START Recorded information

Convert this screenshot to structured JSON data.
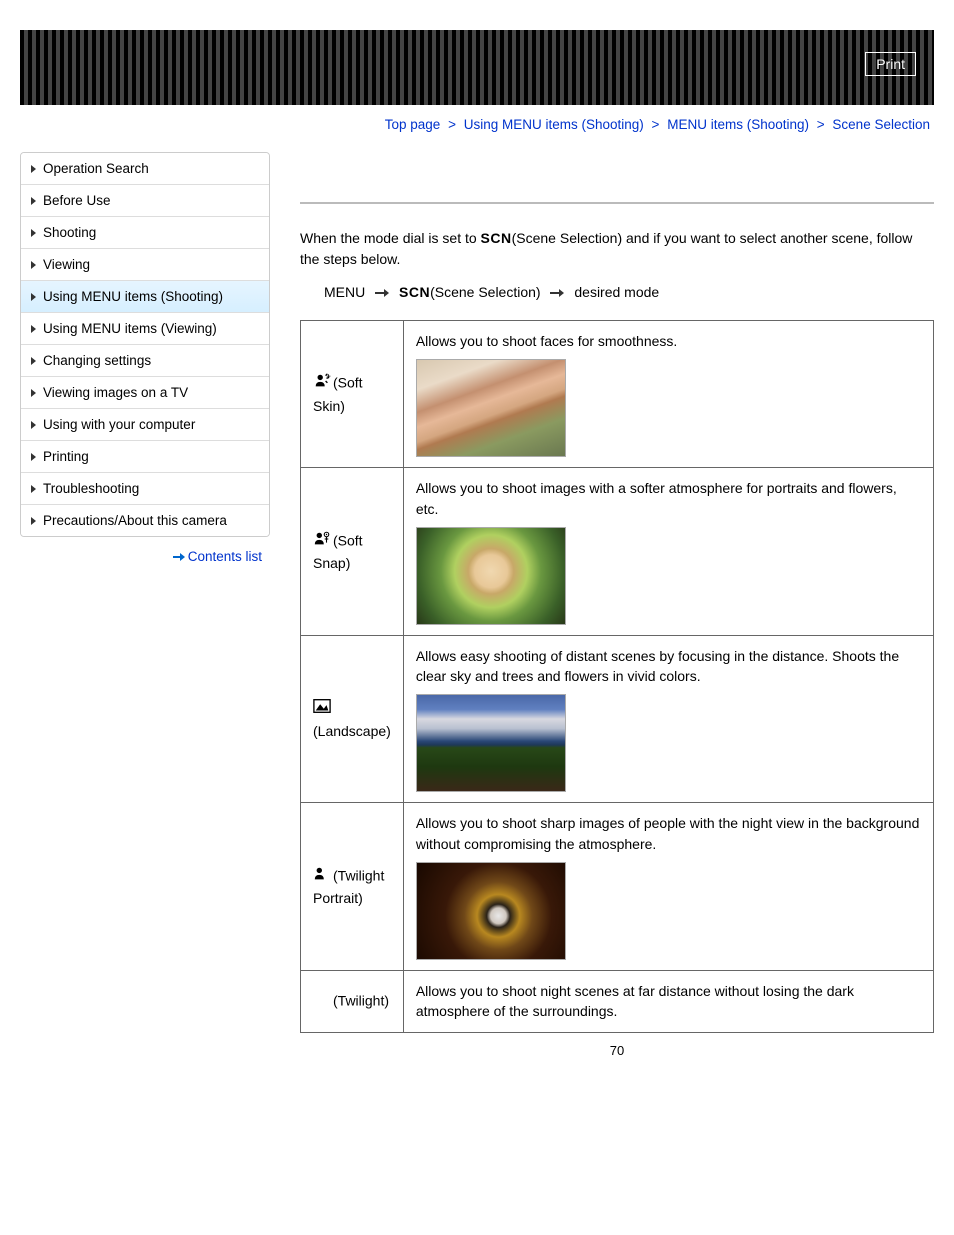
{
  "print_label": "Print",
  "breadcrumb": {
    "items": [
      "Top page",
      "Using MENU items (Shooting)",
      "MENU items (Shooting)",
      "Scene Selection"
    ]
  },
  "sidebar": {
    "items": [
      {
        "label": "Operation Search",
        "active": false
      },
      {
        "label": "Before Use",
        "active": false
      },
      {
        "label": "Shooting",
        "active": false
      },
      {
        "label": "Viewing",
        "active": false
      },
      {
        "label": "Using MENU items (Shooting)",
        "active": true
      },
      {
        "label": "Using MENU items (Viewing)",
        "active": false
      },
      {
        "label": "Changing settings",
        "active": false
      },
      {
        "label": "Viewing images on a TV",
        "active": false
      },
      {
        "label": "Using with your computer",
        "active": false
      },
      {
        "label": "Printing",
        "active": false
      },
      {
        "label": "Troubleshooting",
        "active": false
      },
      {
        "label": "Precautions/About this camera",
        "active": false
      }
    ]
  },
  "contents_list_label": "Contents list",
  "main": {
    "intro_pre": "When the mode dial is set to ",
    "scn": "SCN",
    "intro_post": "(Scene Selection) and if you want to select another scene, follow the steps below.",
    "path": {
      "menu": "MENU",
      "scn_label": "(Scene Selection)",
      "desired": "desired mode"
    },
    "rows": [
      {
        "mode": "(Soft Skin)",
        "icon": "soft-skin-icon",
        "desc": "Allows you to shoot faces for smoothness.",
        "img_class": "img-softskin"
      },
      {
        "mode": "(Soft Snap)",
        "icon": "soft-snap-icon",
        "desc": "Allows you to shoot images with a softer atmosphere for portraits and flowers, etc.",
        "img_class": "img-softsnap"
      },
      {
        "mode": "(Landscape)",
        "icon": "landscape-icon",
        "desc": "Allows easy shooting of distant scenes by focusing in the distance. Shoots the clear sky and trees and flowers in vivid colors.",
        "img_class": "img-landscape"
      },
      {
        "mode": "(Twilight Portrait)",
        "icon": "twilight-portrait-icon",
        "desc": "Allows you to shoot sharp images of people with the night view in the background without compromising the atmosphere.",
        "img_class": "img-twilightportrait"
      },
      {
        "mode": "(Twilight)",
        "icon": "twilight-icon",
        "desc": "Allows you to shoot night scenes at far distance without losing the dark atmosphere of the surroundings.",
        "img_class": ""
      }
    ]
  },
  "page_number": "70"
}
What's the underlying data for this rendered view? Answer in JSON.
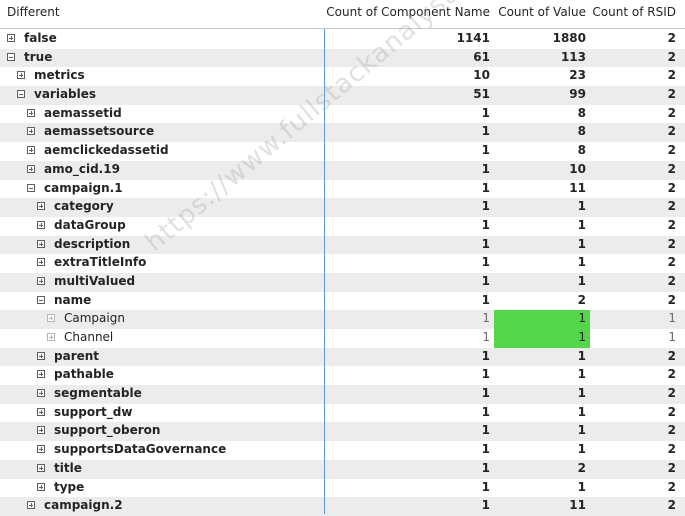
{
  "headers": {
    "label": "Different",
    "col1": "Count of Component Name",
    "col2": "Count of Value",
    "col3": "Count of RSID"
  },
  "watermark": "https://www.fullstackanalyst.io",
  "colors": {
    "highlight": "#54d64a",
    "separator": "#5b9bd5",
    "band": "#ececec"
  },
  "rows": [
    {
      "label": "false",
      "level": 0,
      "toggle": "plus",
      "c1": "1141",
      "c2": "1880",
      "c3": "2"
    },
    {
      "label": "true",
      "level": 0,
      "toggle": "minus",
      "c1": "61",
      "c2": "113",
      "c3": "2"
    },
    {
      "label": "metrics",
      "level": 1,
      "toggle": "plus",
      "c1": "10",
      "c2": "23",
      "c3": "2"
    },
    {
      "label": "variables",
      "level": 1,
      "toggle": "minus",
      "c1": "51",
      "c2": "99",
      "c3": "2"
    },
    {
      "label": "aemassetid",
      "level": 2,
      "toggle": "plus",
      "c1": "1",
      "c2": "8",
      "c3": "2"
    },
    {
      "label": "aemassetsource",
      "level": 2,
      "toggle": "plus",
      "c1": "1",
      "c2": "8",
      "c3": "2"
    },
    {
      "label": "aemclickedassetid",
      "level": 2,
      "toggle": "plus",
      "c1": "1",
      "c2": "8",
      "c3": "2"
    },
    {
      "label": "amo_cid.19",
      "level": 2,
      "toggle": "plus",
      "c1": "1",
      "c2": "10",
      "c3": "2"
    },
    {
      "label": "campaign.1",
      "level": 2,
      "toggle": "minus",
      "c1": "1",
      "c2": "11",
      "c3": "2"
    },
    {
      "label": "category",
      "level": 3,
      "toggle": "plus",
      "c1": "1",
      "c2": "1",
      "c3": "2"
    },
    {
      "label": "dataGroup",
      "level": 3,
      "toggle": "plus",
      "c1": "1",
      "c2": "1",
      "c3": "2"
    },
    {
      "label": "description",
      "level": 3,
      "toggle": "plus",
      "c1": "1",
      "c2": "1",
      "c3": "2"
    },
    {
      "label": "extraTitleInfo",
      "level": 3,
      "toggle": "plus",
      "c1": "1",
      "c2": "1",
      "c3": "2"
    },
    {
      "label": "multiValued",
      "level": 3,
      "toggle": "plus",
      "c1": "1",
      "c2": "1",
      "c3": "2"
    },
    {
      "label": "name",
      "level": 3,
      "toggle": "minus",
      "c1": "1",
      "c2": "2",
      "c3": "2"
    },
    {
      "label": "Campaign",
      "level": 4,
      "toggle": "plus",
      "leaf": true,
      "highlight": true,
      "c1": "1",
      "c2": "1",
      "c3": "1"
    },
    {
      "label": "Channel",
      "level": 4,
      "toggle": "plus",
      "leaf": true,
      "highlight": true,
      "c1": "1",
      "c2": "1",
      "c3": "1"
    },
    {
      "label": "parent",
      "level": 3,
      "toggle": "plus",
      "c1": "1",
      "c2": "1",
      "c3": "2"
    },
    {
      "label": "pathable",
      "level": 3,
      "toggle": "plus",
      "c1": "1",
      "c2": "1",
      "c3": "2"
    },
    {
      "label": "segmentable",
      "level": 3,
      "toggle": "plus",
      "c1": "1",
      "c2": "1",
      "c3": "2"
    },
    {
      "label": "support_dw",
      "level": 3,
      "toggle": "plus",
      "c1": "1",
      "c2": "1",
      "c3": "2"
    },
    {
      "label": "support_oberon",
      "level": 3,
      "toggle": "plus",
      "c1": "1",
      "c2": "1",
      "c3": "2"
    },
    {
      "label": "supportsDataGovernance",
      "level": 3,
      "toggle": "plus",
      "c1": "1",
      "c2": "1",
      "c3": "2"
    },
    {
      "label": "title",
      "level": 3,
      "toggle": "plus",
      "c1": "1",
      "c2": "2",
      "c3": "2"
    },
    {
      "label": "type",
      "level": 3,
      "toggle": "plus",
      "c1": "1",
      "c2": "1",
      "c3": "2"
    },
    {
      "label": "campaign.2",
      "level": 2,
      "toggle": "plus",
      "c1": "1",
      "c2": "11",
      "c3": "2"
    }
  ]
}
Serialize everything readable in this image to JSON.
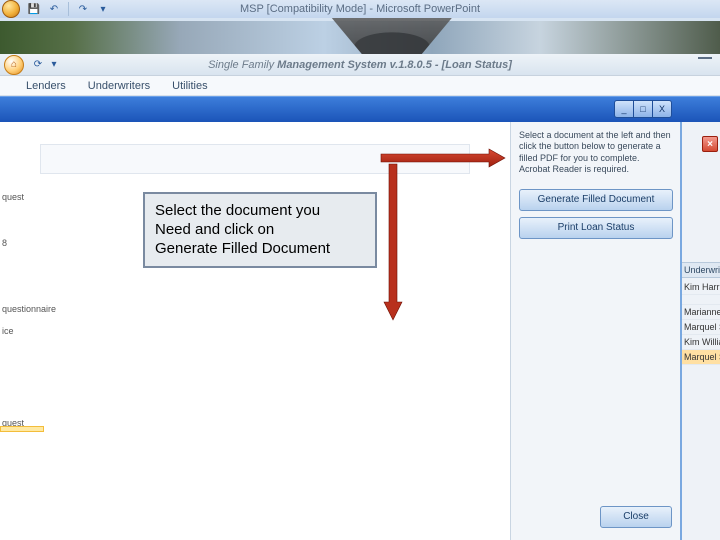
{
  "powerpoint": {
    "title": "MSP [Compatibility Mode] - Microsoft PowerPoint",
    "qat": {
      "save": "💾",
      "undo": "↶",
      "redo": "↷"
    }
  },
  "sfms": {
    "title_prefix": "Single Family ",
    "title_bold": "Management System v.1.8.0.5 - [Loan Status]",
    "menu": {
      "lenders": "Lenders",
      "underwriters": "Underwriters",
      "utilities": "Utilities"
    }
  },
  "left_items": {
    "quest": "quest",
    "eight": "8",
    "questionnaire": "questionnaire",
    "ice": "ice",
    "quest2": "quest"
  },
  "dialog": {
    "help_text": "Select a document at the left and then click the button below to generate a filled PDF for you to complete. Acrobat Reader is required.",
    "generate_btn": "Generate Filled Document",
    "print_btn": "Print Loan Status",
    "close_btn": "Close"
  },
  "callout": {
    "l1": "Select the document you",
    "l2": "Need and click on",
    "l3": "Generate Filled Document"
  },
  "peek": {
    "header": "Underwrite",
    "rows": [
      "Kim Harris",
      "Marianne F",
      "Marquel Sr",
      "Kim William",
      "Marquel Sr"
    ]
  },
  "winbtns": {
    "min": "_",
    "max": "□",
    "close": "X"
  }
}
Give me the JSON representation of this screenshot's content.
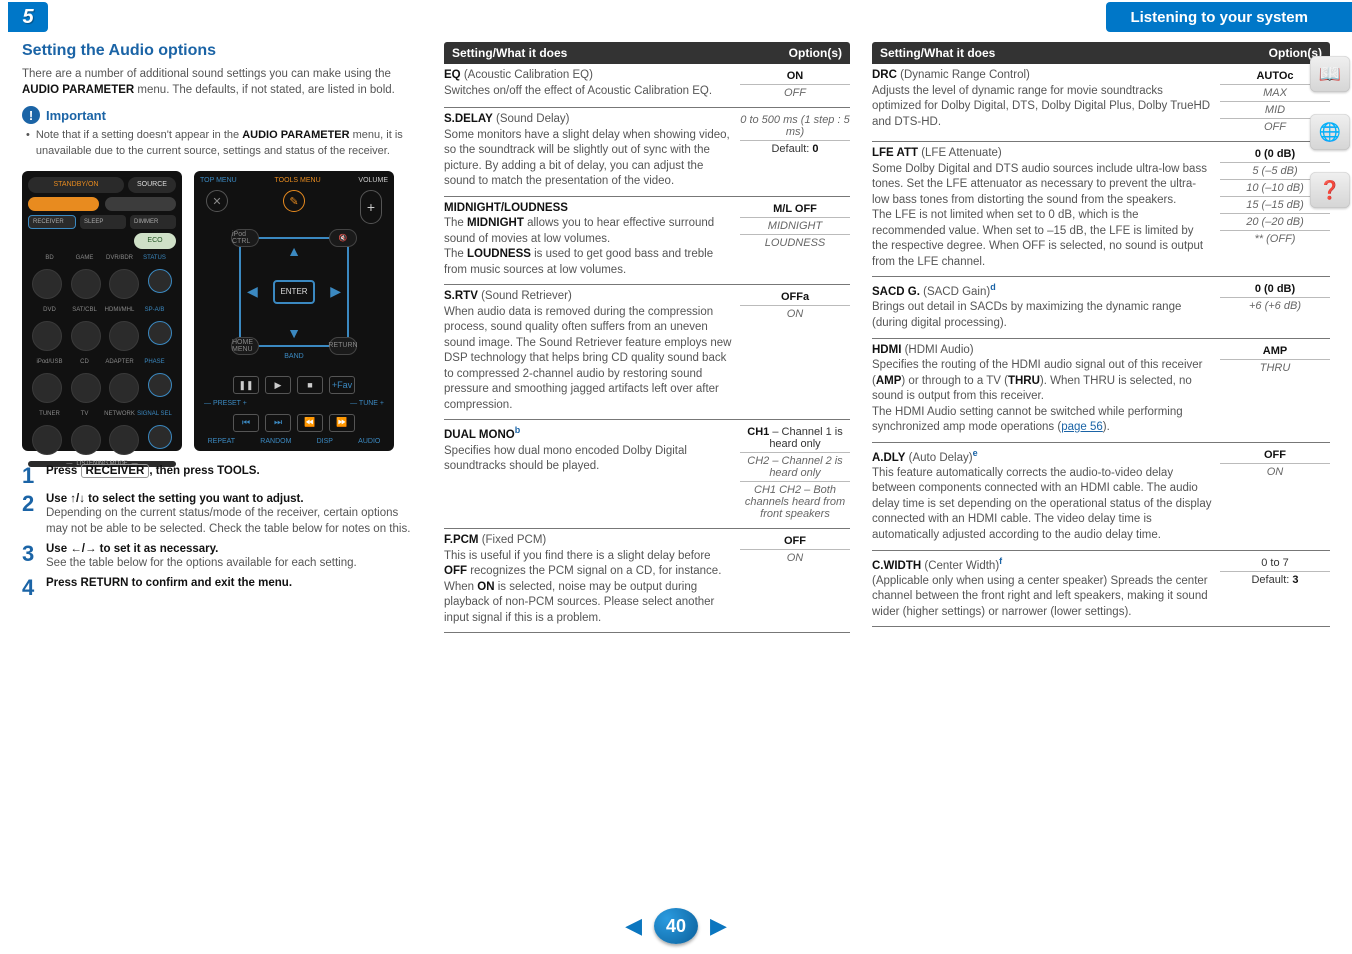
{
  "top": {
    "chapter": "5",
    "title": "Listening to your system"
  },
  "left": {
    "heading": "Setting the Audio options",
    "intro": "There are a number of additional sound settings you can make using the AUDIO PARAMETER menu. The defaults, if not stated, are listed in bold.",
    "intro_bold": "AUDIO PARAMETER",
    "imp_label": "Important",
    "imp_text_a": "Note that if a setting doesn't appear in the ",
    "imp_bold1": "AUDIO PARAMETER",
    "imp_text_b": " menu, it is unavailable due to the current source, settings and status of the receiver.",
    "steps": [
      {
        "n": "1",
        "title_a": "Press ",
        "title_btn": "RECEIVER",
        "title_b": ", then press TOOLS.",
        "body": ""
      },
      {
        "n": "2",
        "title_a": "Use ↑/↓ to select the setting you want to adjust.",
        "title_btn": "",
        "title_b": "",
        "body": "Depending on the current status/mode of the receiver, certain options may not be able to be selected. Check the table below for notes on this."
      },
      {
        "n": "3",
        "title_a": "Use ←/→ to set it as necessary.",
        "title_btn": "",
        "title_b": "",
        "body": "See the table below for the options available for each setting."
      },
      {
        "n": "4",
        "title_a": "Press RETURN to confirm and exit the menu.",
        "title_btn": "",
        "title_b": "",
        "body": ""
      }
    ],
    "remote": {
      "standby": "STANDBY/ON",
      "source": "SOURCE",
      "receiver": "RECEIVER",
      "sleep": "SLEEP",
      "dimmer": "DIMMER",
      "eco": "ECO",
      "row1": [
        "BD",
        "GAME",
        "DVR/BDR",
        "STATUS"
      ],
      "row2": [
        "DVD",
        "SAT/CBL",
        "HDMI/MHL",
        "SP-A/B"
      ],
      "row3": [
        "iPod/USB",
        "CD",
        "ADAPTER",
        "PHASE"
      ],
      "row4": [
        "TUNER",
        "TV",
        "NETWORK",
        "SIGNAL SEL"
      ],
      "listen": "LISTENING MODE"
    },
    "remote2": {
      "top": "TOP MENU",
      "tools": "TOOLS MENU",
      "vol": "VOLUME",
      "enter": "ENTER",
      "home": "HOME MENU",
      "return": "RETURN",
      "band": "BAND",
      "preset": "— PRESET +",
      "tune": "— TUNE +",
      "fav": "+Fav",
      "bot": [
        "REPEAT",
        "RANDOM",
        "DISP",
        "AUDIO"
      ]
    }
  },
  "col2": {
    "header_l": "Setting/What it does",
    "header_r": "Option(s)",
    "rows": [
      {
        "h": "EQ",
        "hsuf": " (Acoustic Calibration EQ)",
        "body": "Switches on/off the effect of Acoustic Calibration EQ.",
        "opts": [
          {
            "t": "ON",
            "b": true
          },
          {
            "t": "OFF",
            "i": true
          }
        ]
      },
      {
        "h": "S.DELAY",
        "hsuf": " (Sound Delay)",
        "body": "Some monitors have a slight delay when showing video, so the soundtrack will be slightly out of sync with the picture. By adding a bit of delay, you can adjust the sound to match the presentation of the video.",
        "opts": [
          {
            "t": "0 to 500 ms (1 step : 5 ms)",
            "i": true
          },
          {
            "t": "Default: 0",
            "plain": true,
            "zero": true
          }
        ]
      },
      {
        "h": "MIDNIGHT/LOUDNESS",
        "body": "The MIDNIGHT allows you to hear effective surround sound of movies at low volumes.\nThe LOUDNESS is used to get good bass and treble from music sources at low volumes.",
        "bodybold": [
          "MIDNIGHT",
          "LOUDNESS"
        ],
        "opts": [
          {
            "t": "M/L OFF",
            "b": true
          },
          {
            "t": "MIDNIGHT",
            "i": true
          },
          {
            "t": "LOUDNESS",
            "i": true
          }
        ]
      },
      {
        "h": "S.RTV",
        "hsuf": " (Sound Retriever)",
        "body": "When audio data is removed during the compression process, sound quality often suffers from an uneven sound image. The Sound Retriever feature employs new DSP technology that helps bring CD quality sound back to compressed 2-channel audio by restoring sound pressure and smoothing jagged artifacts left over after compression.",
        "opts": [
          {
            "t": "OFF",
            "b": true,
            "sup": "a"
          },
          {
            "t": "ON",
            "i": true
          }
        ]
      },
      {
        "h": "DUAL MONO",
        "sup": "b",
        "body": "Specifies how dual mono encoded Dolby Digital soundtracks should be played.",
        "opts": [
          {
            "t": "CH1 – Channel 1 is heard only",
            "mix": true,
            "mixb": "CH1"
          },
          {
            "t": "CH2 – Channel 2 is heard only",
            "i": true
          },
          {
            "t": "CH1 CH2 – Both channels heard from front speakers",
            "i": true
          }
        ]
      },
      {
        "h": "F.PCM",
        "hsuf": " (Fixed PCM)",
        "body": "This is useful if you find there is a slight delay before OFF recognizes the PCM signal on a CD, for instance.\nWhen ON is selected, noise may be output during playback of non-PCM sources. Please select another input signal if this is a problem.",
        "bodybold": [
          "OFF",
          "ON"
        ],
        "opts": [
          {
            "t": "OFF",
            "b": true
          },
          {
            "t": "ON",
            "i": true
          }
        ]
      }
    ]
  },
  "col3": {
    "header_l": "Setting/What it does",
    "header_r": "Option(s)",
    "rows": [
      {
        "h": "DRC",
        "hsuf": " (Dynamic Range Control)",
        "body": "Adjusts the level of dynamic range for movie soundtracks optimized for Dolby Digital, DTS, Dolby Digital Plus, Dolby TrueHD and DTS-HD.",
        "opts": [
          {
            "t": "AUTO",
            "b": true,
            "sup": "c"
          },
          {
            "t": "MAX",
            "i": true
          },
          {
            "t": "MID",
            "i": true
          },
          {
            "t": "OFF",
            "i": true
          }
        ]
      },
      {
        "h": "LFE ATT",
        "hsuf": " (LFE Attenuate)",
        "body": "Some Dolby Digital and DTS audio sources include ultra-low bass tones. Set the LFE attenuator as necessary to prevent the ultra-low bass tones from distorting the sound from the speakers.\nThe LFE is not limited when set to 0 dB, which is the recommended value. When set to –15 dB, the LFE is limited by the respective degree. When OFF is selected, no sound is output from the LFE channel.",
        "opts": [
          {
            "t": "0 (0 dB)",
            "b": true,
            "mixz": true
          },
          {
            "t": "5 (–5 dB)",
            "i": true
          },
          {
            "t": "10 (–10 dB)",
            "i": true
          },
          {
            "t": "15 (–15 dB)",
            "i": true
          },
          {
            "t": "20 (–20 dB)",
            "i": true
          },
          {
            "t": "** (OFF)",
            "i": true
          }
        ]
      },
      {
        "h": "SACD G.",
        "hsuf": " (SACD Gain)",
        "sup": "d",
        "body": "Brings out detail in SACDs by maximizing the dynamic range (during digital processing).",
        "opts": [
          {
            "t": "0 (0 dB)",
            "b": true,
            "mixz": true
          },
          {
            "t": "+6 (+6 dB)",
            "i": true
          }
        ]
      },
      {
        "h": "HDMI",
        "hsuf": " (HDMI Audio)",
        "body": "Specifies the routing of the HDMI audio signal out of this receiver (AMP) or through to a TV (THRU). When THRU is selected, no sound is output from this receiver.\nThe HDMI Audio setting cannot be switched while performing synchronized amp mode operations (",
        "bodybold": [
          "AMP",
          "THRU",
          "THRU"
        ],
        "link": "page 56",
        "tail": ").",
        "opts": [
          {
            "t": "AMP",
            "b": true
          },
          {
            "t": "THRU",
            "i": true
          }
        ]
      },
      {
        "h": "A.DLY",
        "hsuf": " (Auto Delay)",
        "sup": "e",
        "body": "This feature automatically corrects the audio-to-video delay between components connected with an HDMI cable. The audio delay time is set depending on the operational status of the display connected with an HDMI cable. The video delay time is automatically adjusted according to the audio delay time.",
        "opts": [
          {
            "t": "OFF",
            "b": true
          },
          {
            "t": "ON",
            "i": true
          }
        ]
      },
      {
        "h": "C.WIDTH",
        "hsuf": " (Center Width)",
        "sup": "f",
        "body": "(Applicable only when using a center speaker) Spreads the center channel between the front right and left speakers, making it sound wider (higher settings) or narrower (lower settings).",
        "opts": [
          {
            "t": "0 to 7",
            "plain": true
          },
          {
            "t": "Default: 3",
            "plain": true,
            "three": true
          }
        ]
      }
    ]
  },
  "footer": {
    "page": "40"
  }
}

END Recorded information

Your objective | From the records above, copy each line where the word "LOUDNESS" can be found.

Solution for this problem |
        "h": "MIDNIGHT/LOUDNESS",
        "body": "The MIDNIGHT allows you to hear effective surround sound of movies at low volumes.\nThe LOUDNESS is used to get good bass and treble from music sources at low volumes.",
          "LOUDNESS"
            "t": "LOUDNESS",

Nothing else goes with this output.